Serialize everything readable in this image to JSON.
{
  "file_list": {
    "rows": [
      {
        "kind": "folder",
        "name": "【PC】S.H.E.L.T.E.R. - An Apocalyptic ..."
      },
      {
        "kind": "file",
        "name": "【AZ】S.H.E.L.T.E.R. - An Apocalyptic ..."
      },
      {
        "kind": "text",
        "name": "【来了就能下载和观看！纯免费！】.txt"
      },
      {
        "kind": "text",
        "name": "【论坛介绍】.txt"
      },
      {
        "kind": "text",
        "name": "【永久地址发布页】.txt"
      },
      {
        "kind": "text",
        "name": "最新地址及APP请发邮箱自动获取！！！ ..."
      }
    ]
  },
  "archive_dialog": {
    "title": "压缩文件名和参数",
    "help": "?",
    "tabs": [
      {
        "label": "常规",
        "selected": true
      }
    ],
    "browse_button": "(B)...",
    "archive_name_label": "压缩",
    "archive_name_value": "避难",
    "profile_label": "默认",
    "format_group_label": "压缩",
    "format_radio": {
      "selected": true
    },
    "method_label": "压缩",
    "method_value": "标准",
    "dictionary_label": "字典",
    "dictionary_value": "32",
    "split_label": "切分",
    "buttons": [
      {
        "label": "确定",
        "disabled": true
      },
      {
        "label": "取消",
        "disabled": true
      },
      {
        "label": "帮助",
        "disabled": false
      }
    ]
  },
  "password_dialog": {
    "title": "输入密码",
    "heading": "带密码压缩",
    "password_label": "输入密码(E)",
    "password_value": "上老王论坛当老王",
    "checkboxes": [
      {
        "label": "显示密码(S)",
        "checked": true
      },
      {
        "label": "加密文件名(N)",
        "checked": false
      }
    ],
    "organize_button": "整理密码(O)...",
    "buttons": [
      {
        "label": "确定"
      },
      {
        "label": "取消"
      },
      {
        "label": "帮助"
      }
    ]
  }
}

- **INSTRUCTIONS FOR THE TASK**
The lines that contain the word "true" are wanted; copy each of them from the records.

- **RESPONSE**
        "selected": true
      "selected": true
        "disabled": true
        "disabled": true
        "checked": true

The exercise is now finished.